In addition to the primary process used by both parties, the gerrymandering of districts also contributes to the hyper-partisanship in Washington. Gerrymandering refers to the drawing of congressional districts by parties to make a particular seat easy for candidates to win. The party in control of the state legislature will draw districts so that the demographic within the region contains a majority of voters from their party, thus essentially guaranteeing that their party will control that seat. When a representative only has to appeal to voters from their own party, there is little incentive to compromise with the other side.

The electoral system seems to intrinsically promote partisanship, but all of the blame cannot be placed upon the political process. Americans are becoming more partisan themselves, and it follows in a democracy that representatives should change with the electorate. There may be many reasons for the public’s increased partisanship, but one of the prevailing theories is the nature of modern news. The vast number of news outlets that are at the public’s fingertips allows individuals to selectively choose which articles they would like to read. People are never forced to consider a viewpoint with which they disagree because they can effortlessly switch the source and find an opinion that supports their own.
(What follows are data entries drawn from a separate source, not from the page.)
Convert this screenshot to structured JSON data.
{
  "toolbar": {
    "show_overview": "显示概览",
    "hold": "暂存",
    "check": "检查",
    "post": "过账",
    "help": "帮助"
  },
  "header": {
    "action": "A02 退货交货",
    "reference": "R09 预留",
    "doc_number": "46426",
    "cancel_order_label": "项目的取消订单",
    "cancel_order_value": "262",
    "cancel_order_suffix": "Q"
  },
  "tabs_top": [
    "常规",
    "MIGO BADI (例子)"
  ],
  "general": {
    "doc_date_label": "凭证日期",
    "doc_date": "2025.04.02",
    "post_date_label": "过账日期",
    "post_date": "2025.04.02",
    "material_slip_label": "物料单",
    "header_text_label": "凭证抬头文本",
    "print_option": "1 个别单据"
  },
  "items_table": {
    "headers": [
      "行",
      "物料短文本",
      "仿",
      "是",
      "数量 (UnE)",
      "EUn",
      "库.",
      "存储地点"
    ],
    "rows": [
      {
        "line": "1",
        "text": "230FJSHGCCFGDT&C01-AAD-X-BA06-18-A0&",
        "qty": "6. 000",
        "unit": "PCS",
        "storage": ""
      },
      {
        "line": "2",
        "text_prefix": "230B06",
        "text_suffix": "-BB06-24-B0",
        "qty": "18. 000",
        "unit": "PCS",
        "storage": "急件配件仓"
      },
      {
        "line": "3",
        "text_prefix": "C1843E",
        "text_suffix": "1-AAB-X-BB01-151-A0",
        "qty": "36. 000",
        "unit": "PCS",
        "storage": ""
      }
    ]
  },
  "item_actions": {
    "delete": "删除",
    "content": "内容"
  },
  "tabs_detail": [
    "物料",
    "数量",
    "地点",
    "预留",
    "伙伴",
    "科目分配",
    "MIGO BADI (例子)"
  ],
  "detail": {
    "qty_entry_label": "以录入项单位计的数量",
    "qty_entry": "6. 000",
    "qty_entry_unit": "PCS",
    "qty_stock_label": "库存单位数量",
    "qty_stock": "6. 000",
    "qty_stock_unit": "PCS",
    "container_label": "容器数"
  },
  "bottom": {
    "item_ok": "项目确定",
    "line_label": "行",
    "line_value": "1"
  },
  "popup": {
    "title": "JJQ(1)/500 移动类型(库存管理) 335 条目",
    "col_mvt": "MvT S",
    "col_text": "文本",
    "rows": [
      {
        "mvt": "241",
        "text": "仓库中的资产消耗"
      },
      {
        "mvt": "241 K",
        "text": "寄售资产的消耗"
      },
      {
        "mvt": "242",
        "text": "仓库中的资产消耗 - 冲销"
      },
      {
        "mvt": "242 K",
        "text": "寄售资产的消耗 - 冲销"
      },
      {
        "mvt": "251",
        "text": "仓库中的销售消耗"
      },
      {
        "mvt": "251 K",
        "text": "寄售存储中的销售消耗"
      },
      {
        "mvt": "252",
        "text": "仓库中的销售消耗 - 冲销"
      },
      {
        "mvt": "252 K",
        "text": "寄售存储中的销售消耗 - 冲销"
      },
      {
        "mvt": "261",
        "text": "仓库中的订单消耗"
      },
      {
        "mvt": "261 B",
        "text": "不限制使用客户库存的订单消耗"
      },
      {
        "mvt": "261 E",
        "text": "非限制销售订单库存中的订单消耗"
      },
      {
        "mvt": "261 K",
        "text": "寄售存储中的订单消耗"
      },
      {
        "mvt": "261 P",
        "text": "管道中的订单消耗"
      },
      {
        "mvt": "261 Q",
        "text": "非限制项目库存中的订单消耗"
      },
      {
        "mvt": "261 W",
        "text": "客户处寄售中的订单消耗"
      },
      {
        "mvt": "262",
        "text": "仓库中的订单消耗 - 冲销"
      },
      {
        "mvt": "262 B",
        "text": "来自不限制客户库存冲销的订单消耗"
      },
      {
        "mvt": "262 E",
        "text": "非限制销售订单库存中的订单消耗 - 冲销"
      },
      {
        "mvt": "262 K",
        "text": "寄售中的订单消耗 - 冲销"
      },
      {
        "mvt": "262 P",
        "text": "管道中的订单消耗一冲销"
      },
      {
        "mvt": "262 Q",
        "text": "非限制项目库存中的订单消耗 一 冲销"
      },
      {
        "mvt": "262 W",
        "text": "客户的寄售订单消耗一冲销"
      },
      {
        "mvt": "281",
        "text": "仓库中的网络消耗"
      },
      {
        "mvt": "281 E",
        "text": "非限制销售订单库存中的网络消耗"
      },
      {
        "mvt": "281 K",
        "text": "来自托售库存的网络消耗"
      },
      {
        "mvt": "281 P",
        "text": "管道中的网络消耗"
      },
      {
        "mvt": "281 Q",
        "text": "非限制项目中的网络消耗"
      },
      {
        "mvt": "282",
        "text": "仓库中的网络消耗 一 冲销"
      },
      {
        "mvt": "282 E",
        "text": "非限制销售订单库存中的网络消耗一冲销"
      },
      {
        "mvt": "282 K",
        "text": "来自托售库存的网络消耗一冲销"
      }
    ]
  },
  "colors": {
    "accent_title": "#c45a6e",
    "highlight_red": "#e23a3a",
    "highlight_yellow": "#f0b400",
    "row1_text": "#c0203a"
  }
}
As with most problems, a lot can be learned from following the money. Congressional representatives run for reelection every two years, and it takes a lot of money to run a successful campaign. This means that representatives have to be constantly fundraising while in office, and the only way to get somebody to donate money to you is to promise them something in return. This is where lobbyists come in; they donate money and resources to representatives in order to influence how candidates will vote on certain issues. Lobbyists have significant influence on legislation and can increase partisanship because members will be reluctant to vote in a way that will lose their campaign financing.

There are many potential explanations for the growing partisanship that our government has experienced over the course of the last two decades. If Americans want a more cohesive government, then they must consider all of these factors and actively use their political clout to demand greater bipartisanship. As the recent government shutdown displayed, the hyper-partisanship in Washington can create significant problems for the entire country. It is easy to say that Congress has to start working together, but it is more difficult to elect members that are actually willing to do so.

Jason Roche is a Collegian columnist and can be reached at [email protected]